In another story, Breitbart noted that Wells said her daughter had to be convinced by the Content to speak out about her allegations against Moore. “She didn’t head to them. They known as her,” Wells advised Breitbart. But the Post had already disclosed this in its story, stressing that “neither Corfman nor any of the woman searched for the Content” and “were at first reluctant to speak publicly.” As Breitbart’s critics pointed out on social mass media, convincing sources to speak on the record is usually a fundamental part of journalism.
But it hasn’t been only Breitbart, whose spokesperson didn’t respond to a obtain comment, that has aimed to cast uncertainty on the allegations Moore faces.
Sean Hannity, like other conservative media giants, has not taken a hardline position on Moore. He has said that if the allegations happen to be true, they happen to be “beyond disgusting” and that Moore should stage aside, while simultaneously suggesting to his TV and radio market that the allegations could be a politically motivated strike job.
Just to illustrate: Previous Thursday, Hannity invited Fox Reports legal analyst Mercedes Colwin on his prime time program to discuss the sexual misconduct allegations and asked her numerous leading questions.
“Do people do it for the money? Do they carry out it for political factors?” Hannity asked Colwin. “Is that more common than people think?”
“Oh definitely,” Colwin replied.

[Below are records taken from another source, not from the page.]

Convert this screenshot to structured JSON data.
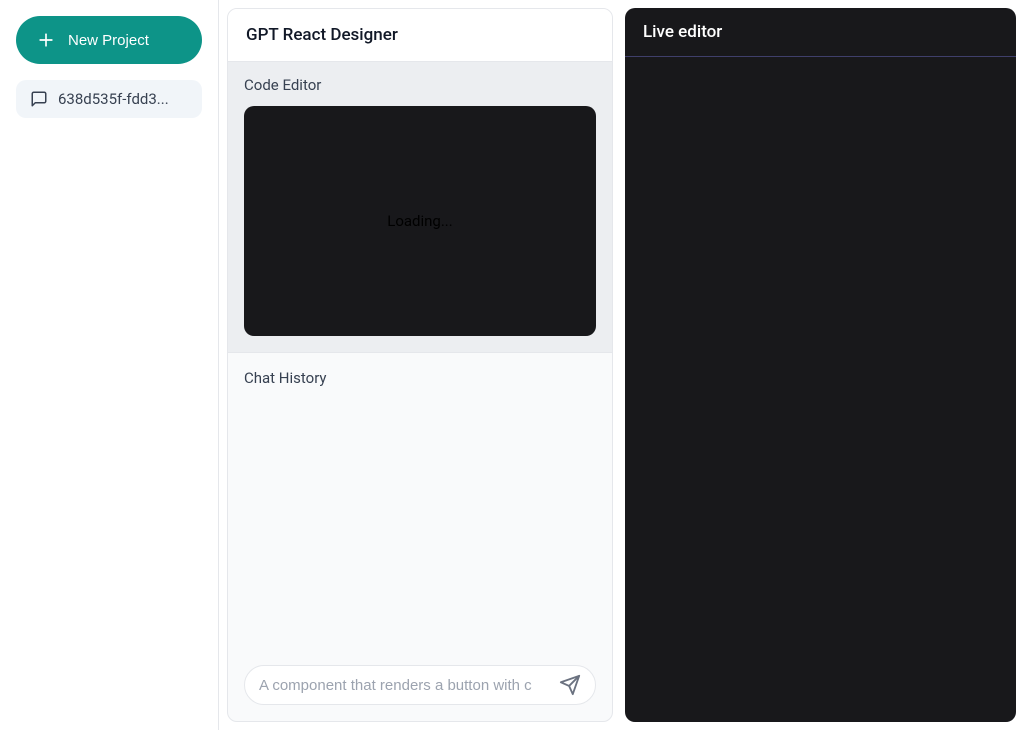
{
  "sidebar": {
    "new_project_label": "New Project",
    "items": [
      {
        "label": "638d535f-fdd3..."
      }
    ]
  },
  "center": {
    "title": "GPT React Designer",
    "code_editor_label": "Code Editor",
    "code_editor_status": "Loading...",
    "chat_history_label": "Chat History",
    "chat_input_placeholder": "A component that renders a button with c"
  },
  "preview": {
    "title": "Live editor"
  }
}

Rush Limbaugh, the king of chat radio, called one of the accusers a good “wacky woman” on his software, according to a good transcript on his webpage, and read component of a story from a far-right weblog — 1 he admitted he was “unfamiliar with” — which sought to discredit one of the Post’s reporters. Limbaugh said he has “no idea” if the allegations against Moore happen to be true, but centered on arguing a double standard exists whenever a Republican rather than a Democrat is usually accused of misconduct.

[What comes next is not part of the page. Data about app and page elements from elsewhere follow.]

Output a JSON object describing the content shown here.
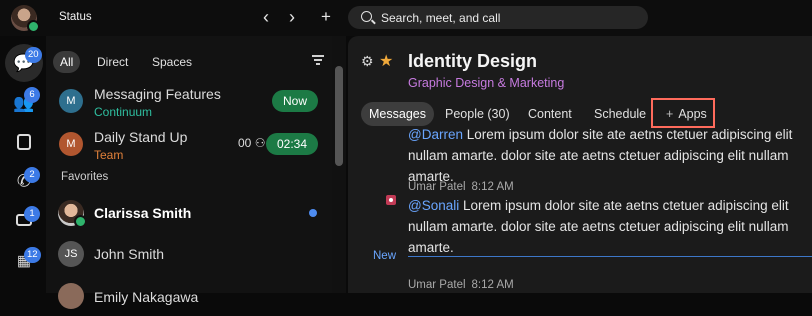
{
  "topbar": {
    "status_label": "Status",
    "back_icon": "chevron-left-icon",
    "forward_icon": "chevron-right-icon",
    "new_icon": "plus-icon",
    "search_placeholder": "Search, meet, and call"
  },
  "rail": {
    "items": [
      {
        "icon": "chat-icon",
        "badge": "20"
      },
      {
        "icon": "teams-icon",
        "badge": "6"
      },
      {
        "icon": "contacts-icon",
        "badge": ""
      },
      {
        "icon": "phone-icon",
        "badge": "2"
      },
      {
        "icon": "meetings-icon",
        "badge": "1"
      },
      {
        "icon": "calendar-icon",
        "badge": "12"
      }
    ]
  },
  "list": {
    "filters": [
      "All",
      "Direct",
      "Spaces"
    ],
    "conversations": [
      {
        "initial": "M",
        "title": "Messaging Features",
        "subtitle": "Continuum",
        "subtitle_color": "#2fbfa0",
        "pill": "Now",
        "avatar_color": "#2e6f8e"
      },
      {
        "initial": "M",
        "title": "Daily Stand Up",
        "subtitle": "Team",
        "subtitle_color": "#e0803a",
        "pill": "02:34",
        "participants": "00",
        "avatar_color": "#b1562f"
      }
    ],
    "favorites_label": "Favorites",
    "favorites": [
      {
        "initials": "",
        "name": "Clarissa Smith",
        "unread": true
      },
      {
        "initials": "JS",
        "name": "John Smith",
        "unread": false
      },
      {
        "initials": "",
        "name": "Emily Nakagawa",
        "unread": false
      }
    ]
  },
  "main": {
    "title": "Identity Design",
    "subtitle": "Graphic Design & Marketing",
    "tabs": [
      "Messages",
      "People (30)",
      "Content",
      "Schedule"
    ],
    "apps_tab": "Apps",
    "messages": [
      {
        "mention": "@Darren",
        "text": " Lorem ipsum dolor site ate aetns ctetuer adipiscing elit nullam amarte. dolor site ate aetns ctetuer adipiscing elit nullam amarte."
      },
      {
        "author": "Umar Patel",
        "time": "8:12 AM",
        "mention": "@Sonali",
        "text": " Lorem ipsum dolor site ate aetns ctetuer adipiscing elit nullam amarte. dolor site ate aetns ctetuer adipiscing elit nullam amarte."
      },
      {
        "author": "Umar Patel",
        "time": "8:12 AM"
      }
    ],
    "new_label": "New"
  },
  "colors": {
    "accent_blue": "#3c7ae6",
    "online_green": "#2fb36c",
    "pill_green": "#1c7a45",
    "star": "#f0a93b",
    "highlight_box": "#ff6b5c",
    "space_subtitle": "#c77be0"
  }
}
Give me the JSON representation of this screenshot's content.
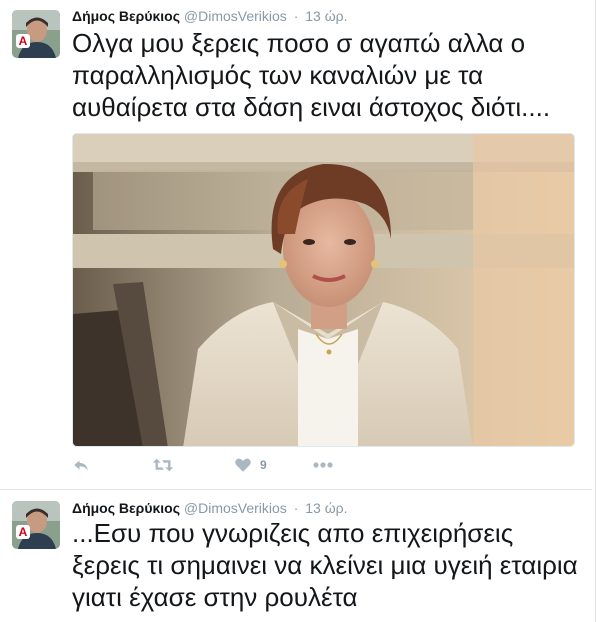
{
  "tweets": [
    {
      "author_name": "Δήμος Βερύκιος",
      "handle": "@DimosVerikios",
      "separator": "·",
      "time": "13 ώρ.",
      "text": "Ολγα μου ξερεις ποσο σ αγαπώ αλλα ο παραλληλισμός των καναλιών με τα αυθαίρετα στα δάση ειναι άστοχος διότι....",
      "image_icon": "woman-portrait-photo",
      "actions": {
        "reply_icon": "reply-icon",
        "retweet_icon": "retweet-icon",
        "like_icon": "heart-icon",
        "like_count": "9",
        "more_icon": "more-dots-icon"
      }
    },
    {
      "author_name": "Δήμος Βερύκιος",
      "handle": "@DimosVerikios",
      "separator": "·",
      "time": "13 ώρ.",
      "text": "...Εσυ που γνωριζεις απο επιχειρήσεις ξερεις τι σημαινει να κλείνει μια υγειή εταιρια  γιατι έχασε στην ρουλέτα"
    }
  ],
  "colors": {
    "text": "#14171a",
    "muted": "#8899a6",
    "icon": "#aab8c2",
    "divider": "#e1e8ed"
  }
}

Mark Levin, a high conservative talk show host, took a similar approach when reacting to the Post’s story, saying, it “is unattainable to judge the facts” before the election. He in that case thought we would zero in on the Post’s credibility and question the “timing of such a report.”
“Are we to believe these Washington Content reporters just happened to hear about this — they visited Alabama from a few of his supporters and today they were just able to draw the truth out of these women — particularly the former 14 season old who’s now 53 years ancient? Is that what we happen to be to believe?” Levin asked on his radio software the other day. “The newspaper that endorsed the Democrat already. That’s what’s going on.”
Levin was referring to the Content editorial board’s endorsement of Moore’s Democratic rival. He, however, failed to note that the newspaper’s newsroom functions independently of the editorial panel.
Fox Reports hosts Tucker Carlson and Laura Ingraham have employed even more tepid tactics to question the Post’s story.
Ingraham said on her behalf Friday radio present that if the allegations are true, they might be “completely unacceptable,” but added that she found it “just a little curious why [Content owner Jeff Bezos] sends a good band of reporters” to Alabama to “discover what happened in 1979.”
Carlson said on his Fri television software that the allegations “audio true” to him, but said the Content and media at large is becoming so untrustworthy that “even though maybe what they’re reporting is correct, it’s hard to know exactly.”